    I had looked at a Drobo in the past, but couldn't get any real-life input on whether it was as good as advertised, and if it was easy to work with in an Apple environment.


    I would love to have a good option as I have little free disk space left on my main computer.


    Oddly, I have never lost a computer hard drive, although I know these things happen.

  • Terence Devlin Level 10 (137,883 points)

    I have a variety of USB HDs - LaCie, Seagate and Western Digital. Yes, drives go down, that's why I use multiple drives, each backed to others. Both my Aperture and iTunes Libraries live on externals.


    This could be a far greater risk to your data:


    ...as I have little free disk space left on my main computer.


    How much have you left? How big is the drive?

  • luba petrusha Level 1 (100 points)

    I've done a bit of cleaning up, and currently have 43 Gb (out of a TB drive) free.  With some more removal of duplicative libraries, I should be able to eek out another 60.


    I have two large external drives mirroring each other and harboring my iTunes library (600GB/ 1 TB each) and another 2 TB drive with my Time Machine files.  I don't particularly want to add to this row of drives, which is why I am curious about a Drobo or similar drive array.

  • Kirby Krieger Level 6 (12,510 points)

    Less than 10% free space on your system drive is going to slow performance and probably puts you at more risk for data loss than you would like.  The usual recommendation here is _at least_ 15% free, but aim for 20%.


    I can't comment on Drobo.  Search this forum -- there are many posts.  Iirc, Aperture has trouble with them.


    (Added) Underscoring Terence comment: ALL DRIVES WILL FAIL.  I had no failures for almost two years, and have six drives fail since April.


    Message was edited by: Kirby Krieger

  • ttx336 Level 1 (0 points)

    luba, I use Amazon's S3 (Simplified Storage Service); part of their AWS Suite... for offsite storage. imho it is an outstanding value... I think I currently have like 80GB stored there currently and pay around $5 per month, something like that... I use SuperFlexible Synchronizer to manage the transfer as AWS is strictly storage and does not handle the transfers.

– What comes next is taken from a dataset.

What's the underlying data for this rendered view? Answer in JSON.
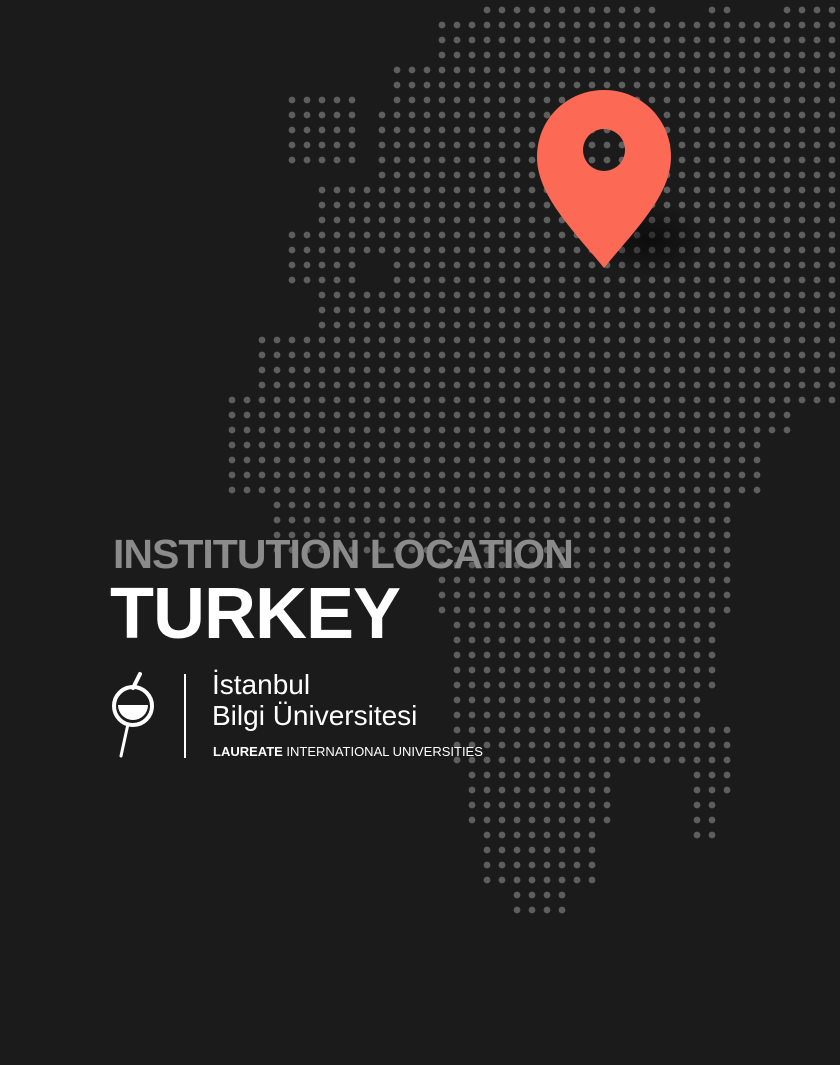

SuperFlexible is fantastic, Tobias is my point of contact there and he is really responsive and excellent at what he does. I just cannot say enough about how great a combination this is! I also use SuperFlexible to manage the mirroring between my NAS devices, etc.

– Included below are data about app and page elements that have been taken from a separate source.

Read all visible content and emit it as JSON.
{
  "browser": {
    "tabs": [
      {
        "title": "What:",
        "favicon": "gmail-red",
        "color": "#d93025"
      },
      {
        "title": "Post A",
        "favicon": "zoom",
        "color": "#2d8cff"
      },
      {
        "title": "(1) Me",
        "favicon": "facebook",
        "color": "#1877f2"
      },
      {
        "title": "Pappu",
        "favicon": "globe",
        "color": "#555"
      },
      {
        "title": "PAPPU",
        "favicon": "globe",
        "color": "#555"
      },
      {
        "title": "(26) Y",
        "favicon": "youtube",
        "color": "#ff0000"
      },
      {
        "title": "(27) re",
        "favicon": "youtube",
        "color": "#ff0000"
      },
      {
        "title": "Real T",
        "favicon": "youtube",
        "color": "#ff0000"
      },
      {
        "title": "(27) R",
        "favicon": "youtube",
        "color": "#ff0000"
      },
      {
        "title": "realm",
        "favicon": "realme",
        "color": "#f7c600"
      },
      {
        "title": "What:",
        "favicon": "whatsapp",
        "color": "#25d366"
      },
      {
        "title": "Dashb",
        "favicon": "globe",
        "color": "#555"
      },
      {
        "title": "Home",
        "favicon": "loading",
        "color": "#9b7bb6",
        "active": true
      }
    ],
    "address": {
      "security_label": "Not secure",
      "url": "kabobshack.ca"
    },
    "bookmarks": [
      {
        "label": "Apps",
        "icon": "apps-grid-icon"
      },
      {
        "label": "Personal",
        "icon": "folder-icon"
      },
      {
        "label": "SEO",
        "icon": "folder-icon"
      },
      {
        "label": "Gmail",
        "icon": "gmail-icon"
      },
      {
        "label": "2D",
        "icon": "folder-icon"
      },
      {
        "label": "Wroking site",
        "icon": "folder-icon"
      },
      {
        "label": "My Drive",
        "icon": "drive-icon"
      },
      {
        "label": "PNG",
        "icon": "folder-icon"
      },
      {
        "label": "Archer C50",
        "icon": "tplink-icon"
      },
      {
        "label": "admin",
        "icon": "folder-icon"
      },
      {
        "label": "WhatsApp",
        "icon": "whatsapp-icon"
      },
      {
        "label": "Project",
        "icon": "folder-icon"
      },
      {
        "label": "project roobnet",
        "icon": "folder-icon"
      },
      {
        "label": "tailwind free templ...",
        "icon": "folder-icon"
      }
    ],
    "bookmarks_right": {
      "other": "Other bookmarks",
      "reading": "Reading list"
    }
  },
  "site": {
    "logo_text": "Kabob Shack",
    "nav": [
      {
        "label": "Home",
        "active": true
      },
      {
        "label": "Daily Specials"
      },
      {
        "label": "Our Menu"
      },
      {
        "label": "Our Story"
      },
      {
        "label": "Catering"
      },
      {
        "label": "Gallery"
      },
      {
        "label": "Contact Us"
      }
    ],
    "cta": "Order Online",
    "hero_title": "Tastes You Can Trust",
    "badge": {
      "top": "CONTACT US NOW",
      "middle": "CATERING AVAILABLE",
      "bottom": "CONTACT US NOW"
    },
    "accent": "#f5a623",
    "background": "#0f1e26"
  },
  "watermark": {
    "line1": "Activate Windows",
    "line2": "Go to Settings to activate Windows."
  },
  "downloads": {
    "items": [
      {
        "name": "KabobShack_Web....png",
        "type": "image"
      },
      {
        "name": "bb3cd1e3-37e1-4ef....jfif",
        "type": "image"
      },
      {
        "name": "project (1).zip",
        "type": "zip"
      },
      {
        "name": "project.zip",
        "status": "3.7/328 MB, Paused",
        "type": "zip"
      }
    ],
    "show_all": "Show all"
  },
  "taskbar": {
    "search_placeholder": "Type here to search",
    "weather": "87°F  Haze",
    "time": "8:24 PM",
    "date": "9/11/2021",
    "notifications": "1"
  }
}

    I also have had multiple drive failures in the past and am so very glad to have had state-of-the-art off-site storage available to me; I have lost NO data!


    Hope this helps...


  • luba petrusha Level 1 (100 points)

    How quickly can you upload the data?  I tried using Carbonite a while back, and it would have taken me several months (about 5) just to upload my data, much less update it. I have about 800 GB of photos on my drive.

  • ttx336 Level 1 (0 points)



    I cannot imagine that there are any speed restrictions, as I said, this is Enterprise Level off-site storage, there is not even a provison for moving the data, you must do that yourself; that is the bad news and the good news... There are untold numbers of organizations moving tens of terbytes of data in and out of S3 daily... as an aside, I didn't mention that you pay by the hour... not a big advantage for us little guys, but a huge advantage for those that swap out big chunks of data for short-term daily storage and move it somehwere else for the night, etc.


    I cannot say enough about how cool it is that they let tiny little players like me store 100GB or less here so inexpensively, and they let me choose how much redundancy I want to place on the storage too.


    So, the only limitation that I can think of is your upload speed. I can upload at about 2Mbps here and 35Mbps at work... hope this helps!